According to research by Kaiser Family Foundation, during the pandemic, a larger group of Black (52%) and Hispanic (52%) Medicare beneficiaries had a telehealth visit than white (43%) Medicare beneficiaries. All three groups mainly accessed telehealth via phone, likely a result of the fact that while more than 80% of beneficiaries reported having access to the internet, smaller shares said they owned a computer (64%) or a smartphone (70%).
Additionally, all 50 states and Washington expanded telehealth access for Medicaid beneficiaries. States were granted flexibility in how services were going to be covered and delivered through telehealth, such as adjusting payment rates, broadening provider types and expanding the eligible Medicaid populations for telehealth.
Medicaid services delivered via telehealth surged during the pandemic, with 68 million services offered between March and October 2020, an increase of more than 2,700% compared to the same period in 2019.

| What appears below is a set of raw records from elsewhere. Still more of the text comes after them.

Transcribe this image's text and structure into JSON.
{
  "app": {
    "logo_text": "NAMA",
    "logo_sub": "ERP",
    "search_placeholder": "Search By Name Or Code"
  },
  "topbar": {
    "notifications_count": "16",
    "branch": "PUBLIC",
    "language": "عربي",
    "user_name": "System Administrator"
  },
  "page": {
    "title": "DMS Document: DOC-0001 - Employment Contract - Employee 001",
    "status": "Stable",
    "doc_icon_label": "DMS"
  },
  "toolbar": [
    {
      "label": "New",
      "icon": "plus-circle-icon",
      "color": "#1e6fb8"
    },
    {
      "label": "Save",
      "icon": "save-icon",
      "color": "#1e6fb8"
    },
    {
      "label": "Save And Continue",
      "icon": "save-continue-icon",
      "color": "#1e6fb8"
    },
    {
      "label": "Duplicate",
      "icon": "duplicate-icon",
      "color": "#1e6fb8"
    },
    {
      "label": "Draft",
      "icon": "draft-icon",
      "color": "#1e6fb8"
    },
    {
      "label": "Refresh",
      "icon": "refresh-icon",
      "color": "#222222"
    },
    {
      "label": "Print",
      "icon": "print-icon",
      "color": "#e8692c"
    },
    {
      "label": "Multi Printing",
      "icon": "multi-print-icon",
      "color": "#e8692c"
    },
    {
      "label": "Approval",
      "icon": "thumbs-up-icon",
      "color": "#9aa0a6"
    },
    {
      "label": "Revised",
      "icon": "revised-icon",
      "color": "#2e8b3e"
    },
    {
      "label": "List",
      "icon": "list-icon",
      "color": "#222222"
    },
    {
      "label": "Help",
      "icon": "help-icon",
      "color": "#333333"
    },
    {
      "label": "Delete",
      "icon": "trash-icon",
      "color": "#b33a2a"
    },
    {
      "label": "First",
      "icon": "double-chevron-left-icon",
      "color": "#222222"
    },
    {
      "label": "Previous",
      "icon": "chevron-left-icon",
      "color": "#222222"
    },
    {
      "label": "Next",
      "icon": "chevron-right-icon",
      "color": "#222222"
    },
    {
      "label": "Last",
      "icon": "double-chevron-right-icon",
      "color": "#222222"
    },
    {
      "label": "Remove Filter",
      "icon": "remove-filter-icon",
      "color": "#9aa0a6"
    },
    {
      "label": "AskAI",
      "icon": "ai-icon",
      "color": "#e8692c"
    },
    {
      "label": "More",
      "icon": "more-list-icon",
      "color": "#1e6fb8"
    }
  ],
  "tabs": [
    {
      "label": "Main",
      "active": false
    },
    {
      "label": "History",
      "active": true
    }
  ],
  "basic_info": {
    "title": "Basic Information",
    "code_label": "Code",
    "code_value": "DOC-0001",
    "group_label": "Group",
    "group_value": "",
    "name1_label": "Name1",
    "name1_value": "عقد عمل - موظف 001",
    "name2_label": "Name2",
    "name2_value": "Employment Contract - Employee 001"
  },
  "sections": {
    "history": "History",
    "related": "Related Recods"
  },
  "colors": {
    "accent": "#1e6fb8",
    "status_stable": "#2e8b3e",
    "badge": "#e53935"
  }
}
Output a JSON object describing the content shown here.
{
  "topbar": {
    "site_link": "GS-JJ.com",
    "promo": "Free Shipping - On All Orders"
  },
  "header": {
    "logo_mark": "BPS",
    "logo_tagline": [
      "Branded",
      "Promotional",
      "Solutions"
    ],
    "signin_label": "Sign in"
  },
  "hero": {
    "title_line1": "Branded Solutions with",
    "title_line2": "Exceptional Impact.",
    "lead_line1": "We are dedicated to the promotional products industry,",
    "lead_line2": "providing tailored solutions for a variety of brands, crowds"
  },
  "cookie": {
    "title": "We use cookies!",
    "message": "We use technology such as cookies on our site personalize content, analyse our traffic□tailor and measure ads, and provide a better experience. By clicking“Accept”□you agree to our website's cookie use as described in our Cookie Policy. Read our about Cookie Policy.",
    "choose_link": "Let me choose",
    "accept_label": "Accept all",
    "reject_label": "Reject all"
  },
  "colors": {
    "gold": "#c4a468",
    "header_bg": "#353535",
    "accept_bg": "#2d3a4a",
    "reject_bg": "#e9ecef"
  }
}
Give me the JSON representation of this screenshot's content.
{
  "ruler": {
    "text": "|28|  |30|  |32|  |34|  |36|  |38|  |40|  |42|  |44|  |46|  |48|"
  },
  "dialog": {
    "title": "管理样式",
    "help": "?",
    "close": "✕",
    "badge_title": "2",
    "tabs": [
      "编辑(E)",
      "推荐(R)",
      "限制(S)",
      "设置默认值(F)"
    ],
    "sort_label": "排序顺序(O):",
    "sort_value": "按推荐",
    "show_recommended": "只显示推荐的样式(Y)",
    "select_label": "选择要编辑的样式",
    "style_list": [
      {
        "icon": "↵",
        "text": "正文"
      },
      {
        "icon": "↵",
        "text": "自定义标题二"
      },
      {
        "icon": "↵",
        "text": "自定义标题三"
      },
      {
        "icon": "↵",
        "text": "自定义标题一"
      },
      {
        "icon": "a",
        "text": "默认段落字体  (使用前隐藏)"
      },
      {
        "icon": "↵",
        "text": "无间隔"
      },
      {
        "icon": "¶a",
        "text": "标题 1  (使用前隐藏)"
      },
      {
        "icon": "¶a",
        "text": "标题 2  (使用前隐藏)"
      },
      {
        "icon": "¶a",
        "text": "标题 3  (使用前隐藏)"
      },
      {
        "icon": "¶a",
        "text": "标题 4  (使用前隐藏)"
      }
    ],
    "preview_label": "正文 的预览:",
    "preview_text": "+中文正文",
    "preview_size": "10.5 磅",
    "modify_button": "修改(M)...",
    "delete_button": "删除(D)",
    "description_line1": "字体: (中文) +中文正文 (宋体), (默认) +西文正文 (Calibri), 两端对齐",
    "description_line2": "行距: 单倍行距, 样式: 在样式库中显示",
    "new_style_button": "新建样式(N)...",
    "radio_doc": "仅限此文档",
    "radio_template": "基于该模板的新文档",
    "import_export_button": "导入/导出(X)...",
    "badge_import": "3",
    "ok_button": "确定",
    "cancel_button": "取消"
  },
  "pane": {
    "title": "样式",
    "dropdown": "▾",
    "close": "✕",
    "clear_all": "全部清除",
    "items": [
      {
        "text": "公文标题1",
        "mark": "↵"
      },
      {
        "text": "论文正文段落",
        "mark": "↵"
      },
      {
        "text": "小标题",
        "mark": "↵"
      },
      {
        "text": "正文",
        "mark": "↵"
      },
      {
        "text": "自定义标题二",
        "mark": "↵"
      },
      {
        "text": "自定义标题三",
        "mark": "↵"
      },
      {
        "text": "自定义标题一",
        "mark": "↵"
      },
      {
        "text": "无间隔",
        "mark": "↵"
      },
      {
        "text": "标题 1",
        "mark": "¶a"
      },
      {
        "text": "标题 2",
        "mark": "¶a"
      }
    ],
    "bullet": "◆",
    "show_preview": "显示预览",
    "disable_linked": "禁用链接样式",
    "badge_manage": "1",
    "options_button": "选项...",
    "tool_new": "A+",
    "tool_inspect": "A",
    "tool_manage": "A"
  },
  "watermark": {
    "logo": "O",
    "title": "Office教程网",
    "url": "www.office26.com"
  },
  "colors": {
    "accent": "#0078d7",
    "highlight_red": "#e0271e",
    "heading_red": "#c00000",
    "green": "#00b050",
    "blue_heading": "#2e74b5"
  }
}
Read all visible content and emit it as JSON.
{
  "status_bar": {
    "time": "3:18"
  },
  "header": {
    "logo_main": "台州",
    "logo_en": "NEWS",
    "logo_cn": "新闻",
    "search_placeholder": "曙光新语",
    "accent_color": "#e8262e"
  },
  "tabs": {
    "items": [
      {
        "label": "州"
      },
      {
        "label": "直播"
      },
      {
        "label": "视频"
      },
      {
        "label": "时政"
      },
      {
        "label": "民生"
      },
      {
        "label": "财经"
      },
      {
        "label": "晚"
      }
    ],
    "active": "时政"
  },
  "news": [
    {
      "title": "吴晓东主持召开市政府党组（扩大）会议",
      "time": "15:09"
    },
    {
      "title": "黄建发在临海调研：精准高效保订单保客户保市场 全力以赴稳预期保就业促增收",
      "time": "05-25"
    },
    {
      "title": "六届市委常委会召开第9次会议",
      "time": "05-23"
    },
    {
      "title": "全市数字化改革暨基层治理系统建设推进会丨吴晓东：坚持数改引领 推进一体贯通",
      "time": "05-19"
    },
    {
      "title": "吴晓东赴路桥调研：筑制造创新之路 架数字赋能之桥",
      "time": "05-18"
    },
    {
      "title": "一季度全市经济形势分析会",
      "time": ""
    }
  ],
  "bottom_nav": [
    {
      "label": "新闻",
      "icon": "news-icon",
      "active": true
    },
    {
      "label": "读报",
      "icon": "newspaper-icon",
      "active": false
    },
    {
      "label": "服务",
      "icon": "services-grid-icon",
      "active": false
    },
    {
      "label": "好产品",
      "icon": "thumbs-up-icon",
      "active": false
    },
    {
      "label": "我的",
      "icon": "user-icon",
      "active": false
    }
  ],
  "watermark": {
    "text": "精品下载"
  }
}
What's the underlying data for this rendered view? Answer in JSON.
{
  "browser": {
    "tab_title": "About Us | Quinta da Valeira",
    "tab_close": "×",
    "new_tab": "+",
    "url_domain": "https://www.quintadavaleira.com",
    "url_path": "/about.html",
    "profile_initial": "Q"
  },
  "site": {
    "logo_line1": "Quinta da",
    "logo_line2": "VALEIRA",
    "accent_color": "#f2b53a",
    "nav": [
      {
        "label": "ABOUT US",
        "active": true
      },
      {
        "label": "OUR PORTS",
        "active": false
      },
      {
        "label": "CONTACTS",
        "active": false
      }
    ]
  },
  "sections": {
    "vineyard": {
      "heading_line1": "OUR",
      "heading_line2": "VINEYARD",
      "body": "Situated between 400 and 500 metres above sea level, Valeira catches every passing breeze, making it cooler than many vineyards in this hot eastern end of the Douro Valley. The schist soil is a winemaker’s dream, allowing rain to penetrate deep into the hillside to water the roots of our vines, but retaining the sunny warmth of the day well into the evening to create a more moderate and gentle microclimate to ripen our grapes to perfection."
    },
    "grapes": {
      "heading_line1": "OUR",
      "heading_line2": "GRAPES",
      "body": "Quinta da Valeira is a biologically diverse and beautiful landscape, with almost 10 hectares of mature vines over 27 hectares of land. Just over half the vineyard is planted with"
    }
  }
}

In August, the Biden administration announced a $19 million investment into telehealth for rural populations and underserved communities. This investment will be distributed to 36 award recipients through the Health Resources and Services Administration in the U.S. Department of Health and Human Services.
“I think it’s fair to say telehealth is here to stay. It is not going away, people like it, providers like it,” said Camacho. But we need to address these patient barriers, these policy and coverage issues as well as enable our delivery system to provide access to telehealth in a way that is equitable to all of our patients.”